What is required :: Your output must consist of the records printed verbatim, with the pictures excluded.

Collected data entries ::
##############################

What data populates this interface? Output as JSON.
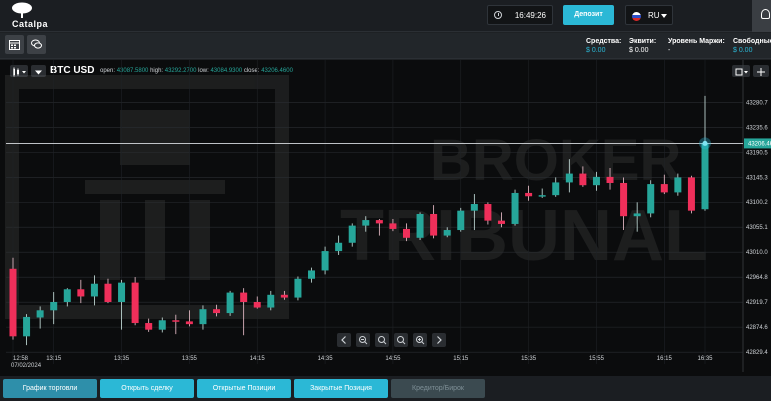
{
  "app": {
    "logo_text": "Catalpa"
  },
  "header": {
    "time": "16:49:26",
    "deposit_label": "Депозит",
    "language": "RU"
  },
  "account": {
    "funds_label": "Средства:",
    "funds_value": "$ 0.00",
    "equity_label": "Эквити:",
    "equity_value": "$ 0.00",
    "margin_label": "Уровень Маржи:",
    "margin_value": "-",
    "free_label": "Свободные",
    "free_value": "$ 0.00"
  },
  "chart_header": {
    "symbol": "BTC USD",
    "open_label": "open:",
    "open": "43087.5800",
    "high_label": "high:",
    "high": "43292.2700",
    "low_label": "low:",
    "low": "43084.9300",
    "close_label": "close:",
    "close": "43206.4600"
  },
  "bottom_tabs": [
    {
      "label": "График торговли"
    },
    {
      "label": "Открыть сделку"
    },
    {
      "label": "Открытые Позиции"
    },
    {
      "label": "Закрытые Позиция"
    },
    {
      "label": "Кредитор/Бирок"
    }
  ],
  "watermark": {
    "line1": "BROKER",
    "line2": "TRIBUNAL"
  },
  "colors": {
    "up": "#26a69a",
    "down": "#ef2f5a",
    "accent": "#2bb8d6",
    "price_tag": "#26a69a"
  },
  "chart_data": {
    "type": "candlestick",
    "y_ticks": [
      42829.4,
      42874.6,
      42919.7,
      42964.8,
      43010.0,
      43055.1,
      43100.2,
      43145.3,
      43190.5,
      43235.6,
      43280.7
    ],
    "y_tick_labels": [
      "42829.4",
      "42874.6",
      "42919.7",
      "42964.8",
      "43010.0",
      "43055.1",
      "43100.2",
      "43145.3",
      "43190.5",
      "43235.6",
      "43280.7"
    ],
    "ylim": [
      42808,
      43312
    ],
    "x_ticks": [
      "12:58",
      "13:15",
      "13:35",
      "13:55",
      "14:15",
      "14:35",
      "14:55",
      "15:15",
      "15:35",
      "15:55",
      "16:15",
      "16:35"
    ],
    "x_date": "07/02/2024",
    "current_price_label": "43206.46",
    "current_price": 43206.46,
    "candles": [
      [
        42980,
        43000,
        42852,
        42858
      ],
      [
        42858,
        42898,
        42842,
        42893
      ],
      [
        42892,
        42912,
        42872,
        42905
      ],
      [
        42905,
        42938,
        42880,
        42920
      ],
      [
        42920,
        42945,
        42912,
        42943
      ],
      [
        42943,
        42960,
        42918,
        42930
      ],
      [
        42930,
        42968,
        42914,
        42953
      ],
      [
        42953,
        42962,
        42918,
        42920
      ],
      [
        42920,
        42960,
        42870,
        42955
      ],
      [
        42955,
        42965,
        42878,
        42882
      ],
      [
        42882,
        42890,
        42866,
        42870
      ],
      [
        42870,
        42892,
        42865,
        42887
      ],
      [
        42887,
        42897,
        42862,
        42885
      ],
      [
        42885,
        42905,
        42876,
        42880
      ],
      [
        42880,
        42914,
        42870,
        42907
      ],
      [
        42907,
        42915,
        42894,
        42900
      ],
      [
        42900,
        42940,
        42895,
        42937
      ],
      [
        42937,
        42945,
        42860,
        42920
      ],
      [
        42920,
        42930,
        42908,
        42910
      ],
      [
        42910,
        42940,
        42905,
        42933
      ],
      [
        42933,
        42940,
        42924,
        42928
      ],
      [
        42928,
        42966,
        42923,
        42962
      ],
      [
        42962,
        42982,
        42955,
        42977
      ],
      [
        42977,
        43020,
        42970,
        43012
      ],
      [
        43012,
        43040,
        43005,
        43027
      ],
      [
        43027,
        43062,
        43020,
        43058
      ],
      [
        43058,
        43075,
        43047,
        43068
      ],
      [
        43068,
        43070,
        43040,
        43062
      ],
      [
        43062,
        43070,
        43048,
        43052
      ],
      [
        43052,
        43062,
        43030,
        43036
      ],
      [
        43036,
        43082,
        43032,
        43079
      ],
      [
        43079,
        43095,
        43035,
        43040
      ],
      [
        43040,
        43055,
        43037,
        43050
      ],
      [
        43050,
        43090,
        43047,
        43085
      ],
      [
        43085,
        43115,
        43050,
        43097
      ],
      [
        43097,
        43100,
        43060,
        43067
      ],
      [
        43067,
        43082,
        43055,
        43061
      ],
      [
        43061,
        43123,
        43058,
        43117
      ],
      [
        43117,
        43130,
        43103,
        43111
      ],
      [
        43111,
        43125,
        43108,
        43113
      ],
      [
        43113,
        43145,
        43110,
        43136
      ],
      [
        43136,
        43178,
        43118,
        43152
      ],
      [
        43152,
        43165,
        43128,
        43131
      ],
      [
        43131,
        43155,
        43121,
        43146
      ],
      [
        43146,
        43162,
        43123,
        43135
      ],
      [
        43135,
        43145,
        43050,
        43075
      ],
      [
        43075,
        43100,
        43047,
        43080
      ],
      [
        43080,
        43140,
        43073,
        43133
      ],
      [
        43133,
        43150,
        43115,
        43118
      ],
      [
        43118,
        43152,
        43112,
        43145
      ],
      [
        43145,
        43148,
        43080,
        43085
      ],
      [
        43087.58,
        43292.27,
        43084.93,
        43206.46
      ]
    ]
  }
}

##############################

Exercise answer ::
What data populates this interface? Output as JSON.
{
  "app": {
    "logo_text": "Catalpa"
  },
  "header": {
    "time": "16:49:26",
    "deposit_label": "Депозит",
    "language": "RU"
  },
  "account": {
    "funds_label": "Средства:",
    "funds_value": "$ 0.00",
    "equity_label": "Эквити:",
    "equity_value": "$ 0.00",
    "margin_label": "Уровень Маржи:",
    "margin_value": "-",
    "free_label": "Свободные",
    "free_value": "$ 0.00"
  },
  "chart_header": {
    "symbol": "BTC USD",
    "open_label": "open:",
    "open": "43087.5800",
    "high_label": "high:",
    "high": "43292.2700",
    "low_label": "low:",
    "low": "43084.9300",
    "close_label": "close:",
    "close": "43206.4600"
  },
  "bottom_tabs": [
    {
      "label": "График торговли"
    },
    {
      "label": "Открыть сделку"
    },
    {
      "label": "Открытые Позиции"
    },
    {
      "label": "Закрытые Позиция"
    },
    {
      "label": "Кредитор/Бирок"
    }
  ],
  "watermark": {
    "line1": "BROKER",
    "line2": "TRIBUNAL"
  },
  "colors": {
    "up": "#26a69a",
    "down": "#ef2f5a",
    "accent": "#2bb8d6",
    "price_tag": "#26a69a"
  },
  "chart_data": {
    "type": "candlestick",
    "y_ticks": [
      42829.4,
      42874.6,
      42919.7,
      42964.8,
      43010.0,
      43055.1,
      43100.2,
      43145.3,
      43190.5,
      43235.6,
      43280.7
    ],
    "y_tick_labels": [
      "42829.4",
      "42874.6",
      "42919.7",
      "42964.8",
      "43010.0",
      "43055.1",
      "43100.2",
      "43145.3",
      "43190.5",
      "43235.6",
      "43280.7"
    ],
    "ylim": [
      42808,
      43312
    ],
    "x_ticks": [
      "12:58",
      "13:15",
      "13:35",
      "13:55",
      "14:15",
      "14:35",
      "14:55",
      "15:15",
      "15:35",
      "15:55",
      "16:15",
      "16:35"
    ],
    "x_date": "07/02/2024",
    "current_price_label": "43206.46",
    "current_price": 43206.46,
    "candles": [
      [
        42980,
        43000,
        42852,
        42858
      ],
      [
        42858,
        42898,
        42842,
        42893
      ],
      [
        42892,
        42912,
        42872,
        42905
      ],
      [
        42905,
        42938,
        42880,
        42920
      ],
      [
        42920,
        42945,
        42912,
        42943
      ],
      [
        42943,
        42960,
        42918,
        42930
      ],
      [
        42930,
        42968,
        42914,
        42953
      ],
      [
        42953,
        42962,
        42918,
        42920
      ],
      [
        42920,
        42960,
        42870,
        42955
      ],
      [
        42955,
        42965,
        42878,
        42882
      ],
      [
        42882,
        42890,
        42866,
        42870
      ],
      [
        42870,
        42892,
        42865,
        42887
      ],
      [
        42887,
        42897,
        42862,
        42885
      ],
      [
        42885,
        42905,
        42876,
        42880
      ],
      [
        42880,
        42914,
        42870,
        42907
      ],
      [
        42907,
        42915,
        42894,
        42900
      ],
      [
        42900,
        42940,
        42895,
        42937
      ],
      [
        42937,
        42945,
        42860,
        42920
      ],
      [
        42920,
        42930,
        42908,
        42910
      ],
      [
        42910,
        42940,
        42905,
        42933
      ],
      [
        42933,
        42940,
        42924,
        42928
      ],
      [
        42928,
        42966,
        42923,
        42962
      ],
      [
        42962,
        42982,
        42955,
        42977
      ],
      [
        42977,
        43020,
        42970,
        43012
      ],
      [
        43012,
        43040,
        43005,
        43027
      ],
      [
        43027,
        43062,
        43020,
        43058
      ],
      [
        43058,
        43075,
        43047,
        43068
      ],
      [
        43068,
        43070,
        43040,
        43062
      ],
      [
        43062,
        43070,
        43048,
        43052
      ],
      [
        43052,
        43062,
        43030,
        43036
      ],
      [
        43036,
        43082,
        43032,
        43079
      ],
      [
        43079,
        43095,
        43035,
        43040
      ],
      [
        43040,
        43055,
        43037,
        43050
      ],
      [
        43050,
        43090,
        43047,
        43085
      ],
      [
        43085,
        43115,
        43050,
        43097
      ],
      [
        43097,
        43100,
        43060,
        43067
      ],
      [
        43067,
        43082,
        43055,
        43061
      ],
      [
        43061,
        43123,
        43058,
        43117
      ],
      [
        43117,
        43130,
        43103,
        43111
      ],
      [
        43111,
        43125,
        43108,
        43113
      ],
      [
        43113,
        43145,
        43110,
        43136
      ],
      [
        43136,
        43178,
        43118,
        43152
      ],
      [
        43152,
        43165,
        43128,
        43131
      ],
      [
        43131,
        43155,
        43121,
        43146
      ],
      [
        43146,
        43162,
        43123,
        43135
      ],
      [
        43135,
        43145,
        43050,
        43075
      ],
      [
        43075,
        43100,
        43047,
        43080
      ],
      [
        43080,
        43140,
        43073,
        43133
      ],
      [
        43133,
        43150,
        43115,
        43118
      ],
      [
        43118,
        43152,
        43112,
        43145
      ],
      [
        43145,
        43148,
        43080,
        43085
      ],
      [
        43087.58,
        43292.27,
        43084.93,
        43206.46
      ]
    ]
  }
}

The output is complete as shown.